Traditionally, employees have been the weakest links in food safety at most restaurants. Even well-intentioned workers make mistakes, and food service is an industry where isolated incidents can quickly mushroom into nationwide or global PR disasters. A food safety incident in Boise means diners everywhere will stop visiting; as a result, errors, failures, or malfeasance by even entry-level, minimum-wage workers can have an outsized impact on the bottom-line.
When labor goes wrong – whether through fraudulent activity, human error, inadequate training, or some other form of mismanagement – it has business ramifications that affect the entire organization. But how can brands make sure that the minimum-wage worker in Boise does his job so that the food safety incident never happens in the first place? Food safety technology has the answer.
First, technology enforces accountability at the individual and store level.
When it comes to checklists, for example, a smart system can impose constraints on users and alert their leaders when those constraints are breached. For example, the restaurant can set a custom timeframe for each checklist to be completed; if the checklist scheduled for noon doesn’t get completed within 60 minutes, it alerts management.
Second, technology puts an automatic spotlight on areas requiring review.

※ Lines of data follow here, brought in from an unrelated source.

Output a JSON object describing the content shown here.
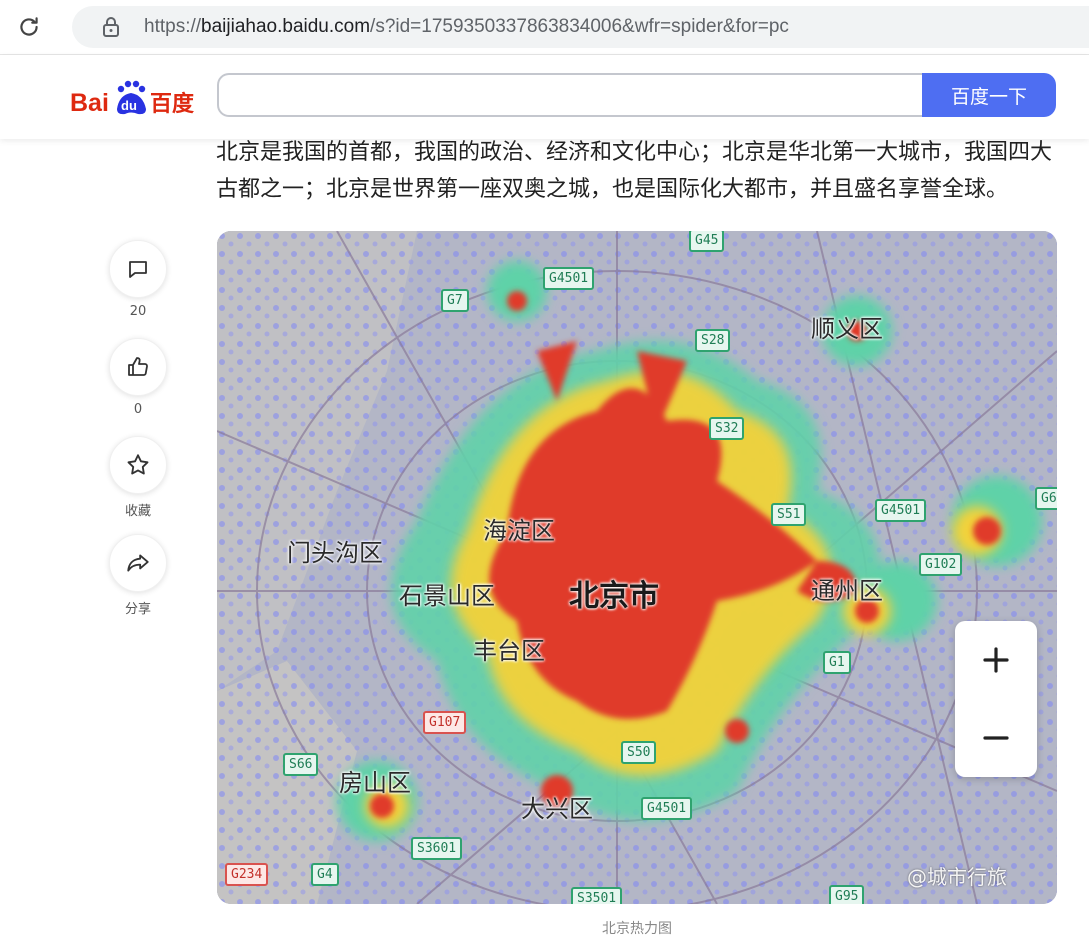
{
  "browser": {
    "url_host": "baijiahao.baidu.com",
    "url_path": "/s?id=1759350337863834006&wfr=spider&for=pc"
  },
  "header": {
    "logo_text": "Bai du 百度",
    "search_placeholder": "",
    "search_button": "百度一下"
  },
  "article": {
    "paragraph": "北京是我国的首都，我国的政治、经济和文化中心；北京是华北第一大城市，我国四大古都之一；北京是世界第一座双奥之城，也是国际化大都市，并且盛名享誉全球。"
  },
  "side_actions": [
    {
      "icon": "comment-icon",
      "label": "20"
    },
    {
      "icon": "like-icon",
      "label": "0"
    },
    {
      "icon": "star-icon",
      "label": "收藏"
    },
    {
      "icon": "share-icon",
      "label": "分享"
    }
  ],
  "map": {
    "districts": {
      "center": "北京市",
      "haidian": "海淀区",
      "mentougou": "门头沟区",
      "shijingshan": "石景山区",
      "fengtai": "丰台区",
      "tongzhou": "通州区",
      "shunyi": "顺义区",
      "fangshan": "房山区",
      "daxing": "大兴区"
    },
    "roads": {
      "g45": "G45",
      "g4501_top": "G4501",
      "g7": "G7",
      "s28": "S28",
      "s32": "S32",
      "s51": "S51",
      "g4501_right": "G4501",
      "g102": "G102",
      "g1": "G1",
      "g107": "G107",
      "s66": "S66",
      "s50": "S50",
      "g4501_bottom": "G4501",
      "s3601": "S3601",
      "g234": "G234",
      "g4": "G4",
      "s3501": "S3501",
      "g95": "G95",
      "g6": "G6"
    },
    "zoom_in": "+",
    "zoom_out": "−",
    "watermark": "@城市行旅",
    "caption": "北京热力图"
  },
  "colors": {
    "accent": "#4e6ef2",
    "heat_core": "#e03a2c",
    "heat_mid": "#f2d23a",
    "heat_low": "#5fd2a8",
    "heat_faint": "#8c8ff0"
  }
}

Similarly, a smart system can analyze checklist entries for accuracy and ensure they meet expected thresholds. For instance, if one checklist should take about five minutes to complete but one worker completes it in three minutes, the system can alert managers. Maybe that employee figured out a way to complete the checklist in a more efficient way, a process that could be replicated at other stores, or maybe they’re trying to cheat the system and need review.

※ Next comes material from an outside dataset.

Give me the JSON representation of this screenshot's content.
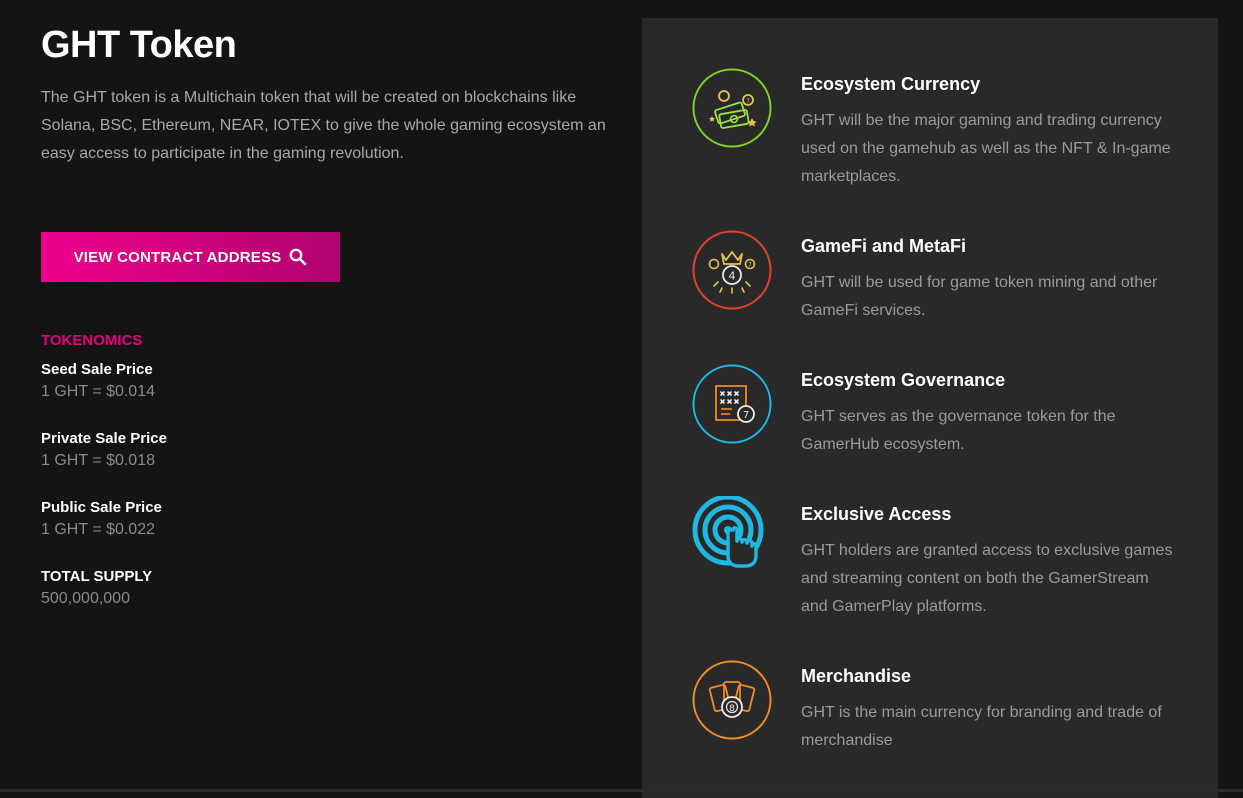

Third, technology can correct worker errors and help train staff.
Employees don’t always follow food safety policies and procedures. Nearly two-thirds (62%) of food manufacturers and processors told industry analysts at Alchemy Systems that not all their employees adhere to their food safety programs. A digital food safety system can protect against non-compliance. First, it can automate many functions – reading temperatures from remote sensors automatically – to remove humans, and thus human errors, from the process. Second, digital food safety can provide guidance, corrective actions, and helpful prompts from the employee’s handheld device whenever issues arise.

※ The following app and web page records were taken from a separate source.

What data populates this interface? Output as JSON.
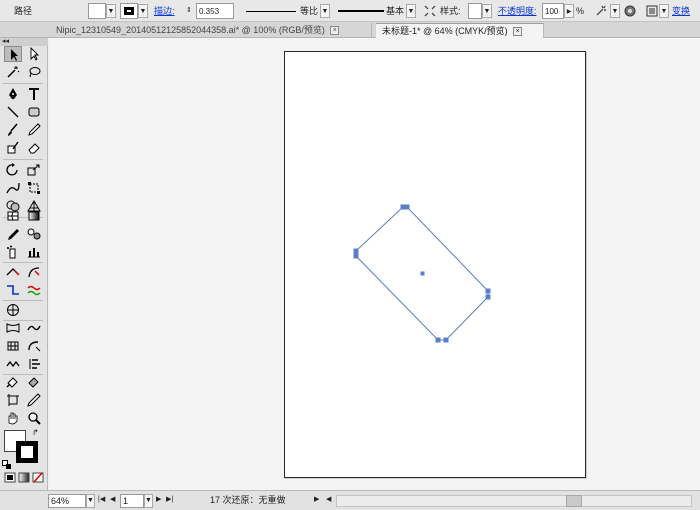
{
  "control_bar": {
    "object_type": "路径",
    "stroke_label": "描边:",
    "stroke_weight": "0.353",
    "profile_label": "等比",
    "brush_label": "基本",
    "style_label": "样式:",
    "opacity_label": "不透明度:",
    "opacity_value": "100",
    "opacity_unit": "%",
    "transform_label": "变换"
  },
  "tabs": [
    {
      "label": "Nipic_12310549_20140512125852044358.ai* @ 100% (RGB/预览)",
      "close": "×"
    },
    {
      "label": "未标题-1* @ 64% (CMYK/预览)",
      "close": "×"
    }
  ],
  "tools_panel": {
    "grip": "◂◂"
  },
  "status_bar": {
    "zoom": "64%",
    "artboard_number": "1",
    "status_text": "17 次还原：无重做",
    "arrow_right": "▶",
    "arrow_left": "◀",
    "nav_first": "|◀",
    "nav_prev": "◀",
    "nav_next": "▶",
    "nav_last": "▶|"
  },
  "colors": {
    "selection": "#5b7fc4",
    "link": "#0b35d8"
  }
}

Finally, technology can help control labor costs.
The cost of labor relative to revenue can be a major contributor to unnecessarily thin profit margins in the industry. According to point-of-sale technology provider Toast, the average restaurant sales per full-time equivalent (FTE), non-supervisory employee in 2015 was $56,000 (compared to $226,000 per grocery store worker). Automating certain food safety functions and streamlining the rest can free hours of time for workers and managers to focus instead on revenue-generating activities and front-of-the-house concerns.